Example 1 Using xslapply

original XSLT:

  <xsl:template match="doc/title">

becomes in Erlang:

  template(E = #xmlElement{ parents=[{'doc',_}|_], name='title'}) ->
           xslapply(fun template/1, E),

Example 2 Using value_of and select

  <xsl:template match="title">
    <div align="center"><h1><xsl:value-of select="." /></h1></div>


template(E = #xmlElement{name='title'}) ->
    ["<div align=\"center\"><h1>", value_of(select(".", E)), "</h1></div>"];

Example 3 Simple xsl stylesheet

A complete example with the XSLT sheet in the xmerl distribution.

<xsl:stylesheet version="1.0"

  <xsl:strip-space elements="doc chapter section"/>

  <xsl:template match="doc">
          <xsl:value-of select="title"/>

  <xsl:template match="doc/title">

  <xsl:template match="chapter/title">

  <xsl:template match="section/title">

  <xsl:template match="para">

  <xsl:template match="note">
    <p class="note">
      <b>NOTE: </b>

  <xsl:template match="emph">


Example 4 Erlang version

Erlang transformation of previous example:


	[ xslapply/2, value_of/1, select/2, built_in_rules/2 ]).

    "<!DOCTYPE html PUBLIC \"-//W3C//DTD XHTML 1.0 Transitional//EN\"\
 \"http://www.w3.org/TR/xhtml1/DTD/xhtml1-transitional.dtd \">".


template(E = #xmlElement{name='doc'})->
    [ "<\?xml version=\"1.0\" encoding=\"iso-8859-1\"\?>",
      "<html xmlns=\"http://www.w3.org/1999/xhtml\" >"
      "<title>", value_of(select("title",E)), "</title>"
      xslapply( fun template/1, E),
      "</html>" ];

template(E = #xmlElement{ parents=[{'doc',_}|_], name='title'}) ->
     xslapply( fun template/1, E), 

template(E = #xmlElement{ parents=[{'chapter',_}|_], name='title'}) ->
     xslapply( fun template/1, E),

template(E = #xmlElement{ parents=[{'section',_}|_], name='title'}) ->
     xslapply( fun template/1, E),

template(E = #xmlElement{ name='para'}) ->
    ["<p>", xslapply( fun template/1, E), "</p>"];

template(E = #xmlElement{ name='note'}) ->
    ["<p class=\"note\">"
     "<b>NOTE: </b>",
     xslapply( fun template/1, E),

template(E = #xmlElement{ name='emph'}) ->
    ["<em>", xslapply( fun template/1, E), "</em>"];

    built_in_rules( fun template/1, E).

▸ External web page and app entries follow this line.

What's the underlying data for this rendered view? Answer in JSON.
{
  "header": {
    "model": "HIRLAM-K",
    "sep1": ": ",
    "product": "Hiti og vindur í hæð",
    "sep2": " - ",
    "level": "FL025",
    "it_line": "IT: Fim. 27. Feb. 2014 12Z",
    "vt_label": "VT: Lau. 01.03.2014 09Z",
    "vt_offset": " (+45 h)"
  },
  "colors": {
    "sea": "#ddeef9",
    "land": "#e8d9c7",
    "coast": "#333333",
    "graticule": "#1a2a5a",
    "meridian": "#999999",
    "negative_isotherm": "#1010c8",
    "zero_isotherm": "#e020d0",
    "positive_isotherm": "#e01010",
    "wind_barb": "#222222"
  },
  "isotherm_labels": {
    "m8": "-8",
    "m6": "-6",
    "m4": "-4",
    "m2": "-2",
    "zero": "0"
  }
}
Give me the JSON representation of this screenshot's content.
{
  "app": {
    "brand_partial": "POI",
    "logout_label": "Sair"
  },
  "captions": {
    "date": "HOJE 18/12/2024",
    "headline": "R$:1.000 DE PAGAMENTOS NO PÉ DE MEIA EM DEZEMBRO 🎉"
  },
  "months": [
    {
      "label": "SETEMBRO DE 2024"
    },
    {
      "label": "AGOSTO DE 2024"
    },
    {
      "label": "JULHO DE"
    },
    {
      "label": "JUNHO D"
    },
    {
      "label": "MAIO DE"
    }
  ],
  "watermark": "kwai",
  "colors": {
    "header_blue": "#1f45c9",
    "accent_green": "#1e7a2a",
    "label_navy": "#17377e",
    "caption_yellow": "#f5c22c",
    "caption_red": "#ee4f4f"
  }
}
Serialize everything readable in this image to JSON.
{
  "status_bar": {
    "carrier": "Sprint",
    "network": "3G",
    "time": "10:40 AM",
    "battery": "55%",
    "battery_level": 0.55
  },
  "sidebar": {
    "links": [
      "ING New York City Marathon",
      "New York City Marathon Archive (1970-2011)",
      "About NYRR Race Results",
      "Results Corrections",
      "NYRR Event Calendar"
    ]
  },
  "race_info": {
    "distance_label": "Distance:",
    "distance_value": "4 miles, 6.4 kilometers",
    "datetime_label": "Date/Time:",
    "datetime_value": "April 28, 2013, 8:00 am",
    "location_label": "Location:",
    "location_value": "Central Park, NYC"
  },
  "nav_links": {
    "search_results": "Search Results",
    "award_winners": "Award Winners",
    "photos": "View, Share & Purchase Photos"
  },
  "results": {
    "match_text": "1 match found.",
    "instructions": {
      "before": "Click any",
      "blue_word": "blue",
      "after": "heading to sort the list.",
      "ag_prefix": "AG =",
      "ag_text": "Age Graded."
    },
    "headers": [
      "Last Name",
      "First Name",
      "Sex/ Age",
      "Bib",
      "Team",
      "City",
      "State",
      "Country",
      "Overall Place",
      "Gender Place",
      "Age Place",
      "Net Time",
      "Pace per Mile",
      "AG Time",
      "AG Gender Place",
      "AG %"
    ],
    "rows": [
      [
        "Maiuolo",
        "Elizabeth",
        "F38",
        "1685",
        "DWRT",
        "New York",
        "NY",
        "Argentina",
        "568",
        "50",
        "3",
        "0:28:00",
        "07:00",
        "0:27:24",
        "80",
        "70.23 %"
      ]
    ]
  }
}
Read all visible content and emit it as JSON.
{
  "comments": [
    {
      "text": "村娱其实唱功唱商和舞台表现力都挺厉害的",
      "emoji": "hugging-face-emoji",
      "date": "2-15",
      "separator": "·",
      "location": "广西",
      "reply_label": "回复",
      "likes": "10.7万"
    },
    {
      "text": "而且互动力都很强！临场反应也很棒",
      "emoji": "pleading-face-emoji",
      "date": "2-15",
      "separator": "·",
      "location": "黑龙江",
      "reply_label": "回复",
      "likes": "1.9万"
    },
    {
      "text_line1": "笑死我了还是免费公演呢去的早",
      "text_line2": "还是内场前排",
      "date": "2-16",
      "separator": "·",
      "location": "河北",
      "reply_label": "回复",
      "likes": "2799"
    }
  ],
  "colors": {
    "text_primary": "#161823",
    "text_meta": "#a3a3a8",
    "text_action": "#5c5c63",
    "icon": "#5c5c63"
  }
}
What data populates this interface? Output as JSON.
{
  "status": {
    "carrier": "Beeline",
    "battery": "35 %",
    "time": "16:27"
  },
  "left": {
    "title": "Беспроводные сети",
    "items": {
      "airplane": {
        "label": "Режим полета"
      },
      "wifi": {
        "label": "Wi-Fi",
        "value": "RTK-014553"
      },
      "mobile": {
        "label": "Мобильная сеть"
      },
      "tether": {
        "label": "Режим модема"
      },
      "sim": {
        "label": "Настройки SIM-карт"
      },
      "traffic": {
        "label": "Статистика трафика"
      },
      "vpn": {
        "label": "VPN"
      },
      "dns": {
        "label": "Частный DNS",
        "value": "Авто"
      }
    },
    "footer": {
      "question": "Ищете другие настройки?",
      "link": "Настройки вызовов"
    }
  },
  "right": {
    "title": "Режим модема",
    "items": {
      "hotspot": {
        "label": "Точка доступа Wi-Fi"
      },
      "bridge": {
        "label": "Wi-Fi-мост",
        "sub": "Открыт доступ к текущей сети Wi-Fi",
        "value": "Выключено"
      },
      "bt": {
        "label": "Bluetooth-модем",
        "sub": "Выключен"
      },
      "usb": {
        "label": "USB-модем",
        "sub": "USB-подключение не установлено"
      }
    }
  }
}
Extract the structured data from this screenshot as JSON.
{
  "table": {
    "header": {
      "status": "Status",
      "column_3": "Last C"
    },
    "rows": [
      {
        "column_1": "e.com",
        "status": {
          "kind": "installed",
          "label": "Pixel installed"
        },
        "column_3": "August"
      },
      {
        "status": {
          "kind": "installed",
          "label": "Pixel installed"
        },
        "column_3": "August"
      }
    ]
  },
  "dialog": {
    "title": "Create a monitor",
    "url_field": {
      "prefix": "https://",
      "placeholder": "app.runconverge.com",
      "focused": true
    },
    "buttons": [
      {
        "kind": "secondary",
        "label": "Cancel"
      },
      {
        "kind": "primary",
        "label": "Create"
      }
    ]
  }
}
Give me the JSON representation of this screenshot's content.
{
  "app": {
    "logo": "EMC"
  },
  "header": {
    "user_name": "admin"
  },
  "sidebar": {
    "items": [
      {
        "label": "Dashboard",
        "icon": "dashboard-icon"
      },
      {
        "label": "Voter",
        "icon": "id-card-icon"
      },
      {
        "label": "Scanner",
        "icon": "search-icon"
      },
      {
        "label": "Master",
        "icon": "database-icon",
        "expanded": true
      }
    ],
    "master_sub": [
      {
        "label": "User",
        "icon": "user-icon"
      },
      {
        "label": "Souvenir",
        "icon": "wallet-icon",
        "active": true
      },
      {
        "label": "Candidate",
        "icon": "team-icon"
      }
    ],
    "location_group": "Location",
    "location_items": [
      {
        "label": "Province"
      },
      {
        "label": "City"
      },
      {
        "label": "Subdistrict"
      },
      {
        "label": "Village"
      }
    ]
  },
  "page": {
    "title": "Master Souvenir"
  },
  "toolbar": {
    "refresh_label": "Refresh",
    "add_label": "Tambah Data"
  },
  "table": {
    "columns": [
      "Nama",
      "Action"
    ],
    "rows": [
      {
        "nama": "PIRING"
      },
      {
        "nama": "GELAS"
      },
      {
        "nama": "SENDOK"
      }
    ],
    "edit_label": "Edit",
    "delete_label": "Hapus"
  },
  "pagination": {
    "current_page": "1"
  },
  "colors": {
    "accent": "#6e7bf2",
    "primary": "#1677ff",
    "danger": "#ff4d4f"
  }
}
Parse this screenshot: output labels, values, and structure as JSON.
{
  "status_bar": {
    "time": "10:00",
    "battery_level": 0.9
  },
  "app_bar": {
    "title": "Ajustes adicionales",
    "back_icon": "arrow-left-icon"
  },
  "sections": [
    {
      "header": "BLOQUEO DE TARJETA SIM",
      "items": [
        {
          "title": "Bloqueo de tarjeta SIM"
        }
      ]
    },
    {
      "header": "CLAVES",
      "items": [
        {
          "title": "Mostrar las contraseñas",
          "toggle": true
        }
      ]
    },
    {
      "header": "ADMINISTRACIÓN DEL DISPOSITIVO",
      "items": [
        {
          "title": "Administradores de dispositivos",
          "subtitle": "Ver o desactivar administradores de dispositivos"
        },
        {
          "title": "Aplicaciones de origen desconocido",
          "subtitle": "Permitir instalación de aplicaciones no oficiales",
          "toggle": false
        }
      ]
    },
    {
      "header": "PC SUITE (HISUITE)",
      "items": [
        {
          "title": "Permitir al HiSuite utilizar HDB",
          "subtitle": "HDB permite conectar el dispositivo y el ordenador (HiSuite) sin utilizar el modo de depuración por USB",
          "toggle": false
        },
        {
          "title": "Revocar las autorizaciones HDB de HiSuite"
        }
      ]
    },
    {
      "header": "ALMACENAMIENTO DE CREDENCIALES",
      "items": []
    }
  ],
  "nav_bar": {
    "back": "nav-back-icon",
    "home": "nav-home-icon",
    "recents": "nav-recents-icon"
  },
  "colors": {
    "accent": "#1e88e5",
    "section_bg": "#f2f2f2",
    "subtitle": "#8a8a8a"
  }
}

It is important to end with a call to xmerl_xs:built_in_rules/2 if you want any text to be written in "push" transforms. That are the ones using a lot xslapply( fun template/1, E ) instead of value_of(select("xpath",E)), which is pull...

The largest example is the stylesheet to transform this document from the Simplified Docbook XML format to xhtml. The source file is sdocbook2xhtml.erl.

Tips and tricks


The function for-each is quite common in XSLT stylesheets. It can often be rewritten and replaced by select/1. Since select/1 returns a list of #xmlElements and xslapply/2 traverses them it is more or less the same as to loop over all the elements.


The XSLT position() and #xmlElement.pos are not the same. One has to make an own position in Erlang.

Example 5 Counting positions

<xsl:template match="stanza">
  <p><xsl:apply-templates select="line" /></p>

<xsl:template match="line">
  <xsl:if test="position() mod 2 = 0">&#160;&#160;</xsl:if>
  <xsl:value-of select="." /><br />

Can be written as

template(E = #xmlElement{name='stanza'}) ->
    {Lines,LineNo} = lists:mapfoldl(fun template_pos/2, 1, select("line", E)),
    ["<p>", Lines, "</p>"].

template_pos(E = #xmlElement{name='line'}, P) ->
    {[indent_line(P rem 2), value_of(E#xmlElement.content), "<br />"], P + 1 }.


Global tree awareness

In XSLT you have "root" access to the top of the tree with XPath, even though you are somewhere deep in your tree.

The xslapply/2 function only carries back the child part of the tree to the template fun. But it is quite easy to write template funs that handles both the child and top tree.

Example 6 Passing the root tree

The following example piece will prepend the article title to any section title

template(E = #xmlElement{name='title'}, ETop ) ->
    ["<h3>", value_of(select("title", ETop))," - ",
     xslapply( fun(A) -> template(A, ETop) end, E),